Stanza 4 

A world of wonders in

Each challenge to the skin.

There are just two lines in the fourth stanza. The speaker explains how his intimacy changed him in it. Each was a “challenge to the skin,” which allowed him to go deeper into his exploration of the universe and his own self. 

Stanza 5

I cannot but be sorry

The given shield was cracked,

My mind reduced to hurry,   

My flesh reduced and wrecked.

The speaker believes that something went wrong, that his body and mind were “reduced” by the illness, and that his “shield was cracked” in the fifth line. Even though he may regret getting HIV/AIDS, he can still reflect on that period of his life and recall the freedom, love, and happiness he felt. This is instantly contrasted with phrases like “wrecked” and “reduced,” which appear twice in this stanza. Things immediately got out of hand. 

Stanza 6 and 7

I have to change the bed,   

But catch myself instead

Stopped upright where I am   

Hugging my body to me   

As if to shield it from   

The pains that will go through me,

The couplet tells us that the speaker has to replace the bedsheets since they are so drenched in sweat. However, he doesn’t act on it straight immediately. This stanza’s second line is enjambed, and it flows into the seventh. There, the speaker reveals that he stops and gives himself a hug instead of immediately changing the linens.
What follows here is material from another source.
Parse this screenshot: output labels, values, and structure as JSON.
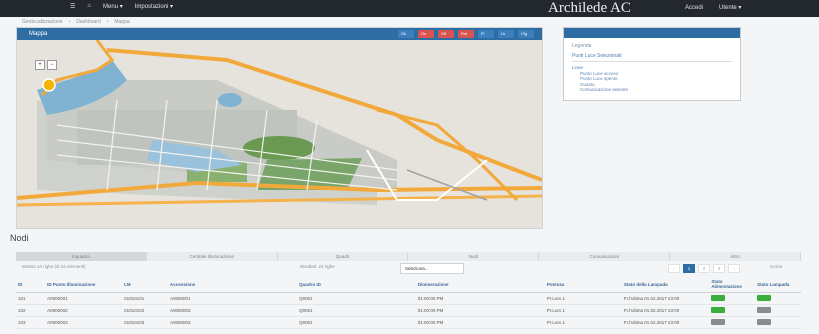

He acts in this way in an unconscious effort to keep it safe or insulated from hurt. 

Stanza 8 

As if hands were enough   

To hold an avalanche off.

The poem comes to an emotional and powerful close with its last two lines. His hands appeared to move as if they were “enough / To hold an avalanche off,” according to his suggestion. The use of the word “if” in these sentences tells the reader that the agony will eventually come and there is nothing he can do to stop it, regardless of how close he keeps himself. It’s a never-ending “avalanche” of suffering that won’t stop until it claims his life.  


Thom Gunn’s poem “The Man with Night Sweats” presents a striking image of facing loss and vulnerability. The speaker, who lived in “dreams of heat,” awakens to the “cold” reality of perspiration and a clinging sheet—remaining from his or her nighttime sweats—near the start of the story, creating a startling contrast. This sudden change in tone prepares the audience for a contemplation of human frailty and resilience. The paragraphs that follow paint a picture of a strong, adventurous history. The speaker’s body used to be a “shield,” growing through adversity and recuperating from wounds. Accepting “risk” encouraged resiliency and exposed “wonders” concealed in the tangible world. The melancholy undertone highlights how harsh the situation is. 

The sixth stanza marks the change. Once impregnable, the shield has now “cracked.” Thoughts are “reduced to hurry,” body is “reduced and wrecked.” This alludes to a medical condition that was potentially fatal at the time the poem was written—AIDS. It’s obvious how afraid and vulnerable the speaker is. The various emotions at play are encapsulated in the closing lines. The speaker’s body protests, even though they acknowledge that changing the bed is a realistic task. Their body is weak and they find themselves holding it in an attempt to protect it from the “pains” that are coming. The last scene, in which they are seen attempting to stop an “avalanche” with their bare hands, highlights how dire their circumstances are and how tragically aware they are of their impending death.

To sum up, “The Man with Night Sweats” is a compelling examination of disease, susceptibility, and how people cope with loss. The poem skillfully conveys the speaker’s journey from former resilience to present fragility through contrasting imagery and symbolism. The struggle to accept one’s physical limitations and the unavoidable passage of time is highlighted in the concluding lyrics, which leave a lasting effect.